I just want it to stop. Their plan is killing our economy more than anything else. Their plans to tax more are killing our economy. Their plans to run trillion dollar deficits are killing our ability to borrow money. 2010 and 2012 cannot come fast enough, and I have hope that this country can turn itself around; if we can find some truly fiscally conservative politicians who also believe in the principals of negative liberty, then that would be even better.

#Capitalism, #Economy, #Republicanism

Let it Die

I read a rather interesting piece this morning, LET IT DIE: Rushkoff on the economy, describing the nature of the makeup of our economy as “a system set in place for the benefit of 14th Century monarchs who have long since left this earth.”

And this makes sense to me. What Ruskoff proposes might even be more libertarian and laissez-faire than simply keeping government out of business.

It is a call to return to economic transactions that make sense on the local level. Exchanging real goods and services and creating real wealth in those exchanges. I’m blown away by this and wish that it could be, but know that it will not. Not until modern civilization collapses at least.
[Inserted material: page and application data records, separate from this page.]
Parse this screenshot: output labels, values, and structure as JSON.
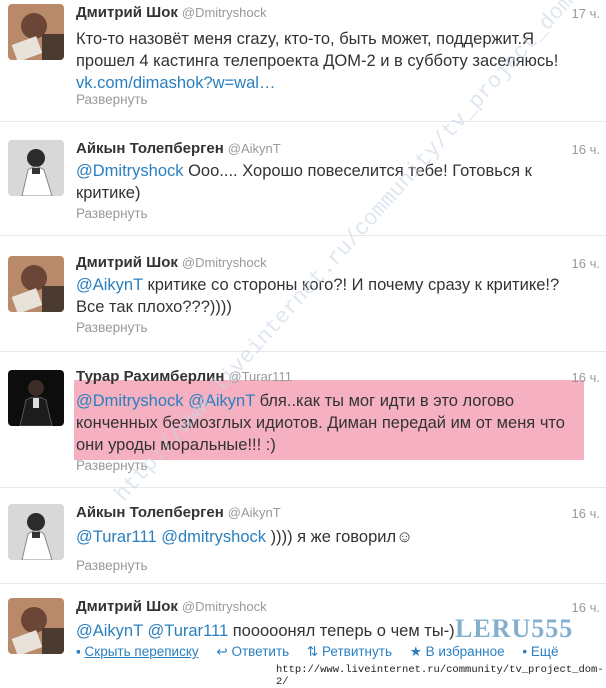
{
  "tweets": [
    {
      "name": "Дмитрий Шок",
      "handle": "@Dmitryshock",
      "time": "17 ч.",
      "lines": [
        "Кто-то назовёт меня crazy, кто-то, быть может, поддержит.Я",
        "прошел 4 кастинга телепроекта ДОМ-2 и в субботу заселяюсь!"
      ],
      "link": "vk.com/dimashok?w=wal…",
      "expand": "Развернуть"
    },
    {
      "name": "Айкын Толепберген",
      "handle": "@AikynT",
      "time": "16 ч.",
      "mention": "@Dmitryshock",
      "line1_rest": " Ооо.... Хорошо повеселится тебе! Готовься к",
      "line2": "критике)",
      "expand": "Развернуть"
    },
    {
      "name": "Дмитрий Шок",
      "handle": "@Dmitryshock",
      "time": "16 ч.",
      "mention": "@AikynT",
      "line1_rest": " критике со стороны кого?! И почему сразу к критике!?",
      "line2": "Все так плохо???))))",
      "expand": "Развернуть"
    },
    {
      "name": "Турар Рахимберлин",
      "handle": "@Turar111",
      "time": "16 ч.",
      "mention1": "@Dmitryshock",
      "mention2": "@AikynT",
      "line1_rest": " бля..как ты мог идти в это логово",
      "line2": "конченных безмозглых идиотов. Диман передай им от меня что",
      "line3": "они уроды моральные!!! :)",
      "expand": "Развернуть"
    },
    {
      "name": "Айкын Толепберген",
      "handle": "@AikynT",
      "time": "16 ч.",
      "mention1": "@Turar111",
      "mention2": "@dmitryshock",
      "rest": " )))) я же говорил☺",
      "expand": "Развернуть"
    },
    {
      "name": "Дмитрий Шок",
      "handle": "@Dmitryshock",
      "time": "16 ч.",
      "mention1": "@AikynT",
      "mention2": "@Turar111",
      "rest": " пооооонял теперь о чем ты-)"
    }
  ],
  "actions": {
    "hide": "Скрыть переписку",
    "reply": "Ответить",
    "retweet": "Ретвитнуть",
    "favorite": "В избранное",
    "more": "Ещё"
  },
  "watermark": {
    "logo": "LERU555",
    "diag": "http://www.liveinternet.ru/community/tv_project_dom-2/",
    "url": "http://www.liveinternet.ru/community/tv_project_dom-2/"
  },
  "colors": {
    "link": "#2a7fc0",
    "highlight": "#f4a9ba",
    "muted": "#999999"
  }
}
Rushkoff states:

As painful as it might be to watch, and as irritating as it might be to those with shrinking retirement savings, the collapse of the centralized corporate economy is ultimately a good thing. It makes room for a real economy to rise up in its place. And while it may be temporarily uncomfortable for the rich, and even temporarily devastating for the poor, it may be the fastest and least violent way to dismantle a system set in place for the benefit of 14th Century monarchs who have long since left this earth.

…The current financial crisis is the best opportunity we have had in a very long time for a bloodless revolution against the faceless fascism under which we have been living, unaware, for much too long. Let us seize the day.

Indeed. I start to think, after reading this piece, that perhaps early politicians were right to oppose a central bank; the articles of confederation might have had it right.